During the Blitz over London in the Second World War, the Thames estuary, Tower Hill and the square mile of London were targeted often. In this guest blog, SSN member and historian Linda Parker shares some of her research on this subject.
SSN member and researcher Katherine Quinlan-Flatter provides an insight into the work of the German Propaganda troops, who reported on the Blitz over London 80 years ago.
SSN Member and filmmaker Jason Davidson tells us about the process of creating a series of four short films, utilising the voices of veterans to mark the 80th anniversary of the Battle of Britain.
SSN Member and freelance curator Claire Mead explores the looting of Japanese swords in 1945, and their symbolic value.
Suzanne Bardgett, IWM Head of Research and Academic Partnerships, gives an insight into the research process for her book, Wartime London in Paintings.
SSN Member and author Andrew Hemmings tells us about the chance discovery of a Second World War grave, and his research into the man's story.
On the 80th anniversary of the Dunkirk evacuations, SSN Member and researcher Katherine Quinlan-Flatter writes about events from the German perspective, based on her research on German newspapers from the time.
Sir Philip Hesketh-Smithers went to the folk-dancing department; Mr Pauling went to woodcuts and weaving; Mr Digby-Smith was given the Arctic circle; Mr Bentley himself, after a dizzy period in which, for a day, he directed a film about postmen, for another day filed press-cuttings from Istanbul, and for the rest of the week supervised the staff catering, found himself at length back beside his busts in charge of the men of letters.

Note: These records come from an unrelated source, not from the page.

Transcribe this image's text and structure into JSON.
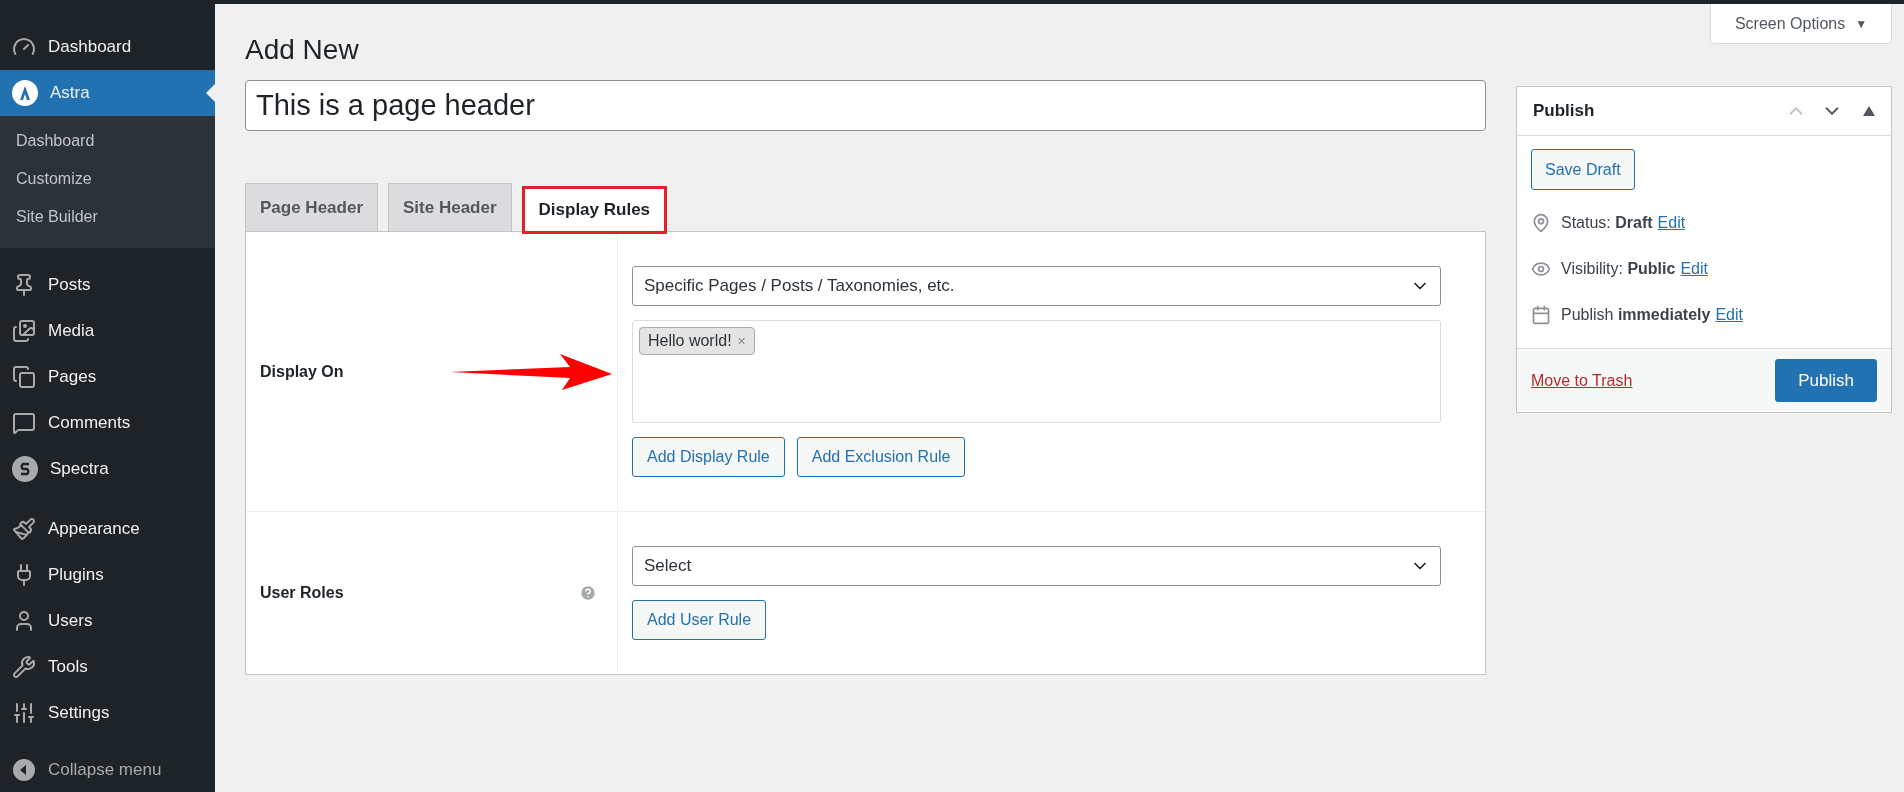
{
  "sidebar": {
    "groups": [
      {
        "items": [
          {
            "label": "Dashboard",
            "selected": false
          },
          {
            "label": "Astra",
            "selected": true,
            "expanded": true,
            "children": [
              {
                "label": "Dashboard"
              },
              {
                "label": "Customize"
              },
              {
                "label": "Site Builder"
              }
            ]
          }
        ]
      },
      {
        "items": [
          {
            "label": "Posts",
            "selected": false
          },
          {
            "label": "Media",
            "selected": false
          },
          {
            "label": "Pages",
            "selected": false
          },
          {
            "label": "Comments",
            "selected": false
          },
          {
            "label": "Spectra",
            "selected": false
          }
        ]
      },
      {
        "items": [
          {
            "label": "Appearance",
            "selected": false
          },
          {
            "label": "Plugins",
            "selected": false
          },
          {
            "label": "Users",
            "selected": false
          },
          {
            "label": "Tools",
            "selected": false
          },
          {
            "label": "Settings",
            "selected": false
          }
        ]
      }
    ],
    "collapse": "Collapse menu"
  },
  "screen_options": {
    "label": "Screen Options",
    "arrow": "▼"
  },
  "page_title": "Add New",
  "title_field": {
    "value": "This is a page header"
  },
  "tabs": [
    {
      "label": "Page Header",
      "selected": false,
      "highlighted": false
    },
    {
      "label": "Site Header",
      "selected": false,
      "highlighted": false
    },
    {
      "label": "Display Rules",
      "selected": true,
      "highlighted": true
    }
  ],
  "rules": [
    {
      "label": "Display On",
      "select": "Specific Pages / Posts / Taxonomies, etc.",
      "tokens": [
        {
          "label": "Hello world!",
          "remove": "×"
        }
      ],
      "buttons": [
        "Add Display Rule",
        "Add Exclusion Rule"
      ],
      "arrow": true
    },
    {
      "label": "User Roles",
      "select": "Select",
      "buttons": [
        "Add User Rule"
      ],
      "arrow": false
    }
  ],
  "publish": {
    "title": "Publish",
    "save_draft": "Save Draft",
    "rows": [
      {
        "text": "Status: **Draft**",
        "link": "Edit"
      },
      {
        "text": "Visibility: **Public**",
        "link": "Edit"
      },
      {
        "text": "Publish **immediately**",
        "link": "Edit"
      }
    ],
    "trash": "Move to Trash",
    "publish_button": "Publish"
  }
}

On 4 November 1943, just over a month after the first Allied troops entered war-torn Naples, Lt. Peter Francis of the Royal Artillery made his first acquaintance with the ruins of the Real Teatro di San Carlo, one of the oldest and most prestigious opera houses in the world. The theatre had been closed in 1942 and it was now in a terrible state: bomb damage had blasted the foyer, debris and layers of dust covered the internal surfaces, there was no electricity or water and a German machine gun nest was still installed on its roof. The British requisitioned the building and, under Peter Francis’s authority, on 15 November 1943, with the frontline just 30 miles away, the theatre officially re-opened its doors to soldiers and civilians. The news that the theatre was about to reopen and in need of workers quickly spread around the city causing excitement among the Neapolitans. The first production of the theatre’s new course was an improvised Italian revue significantly titled So this is Naples.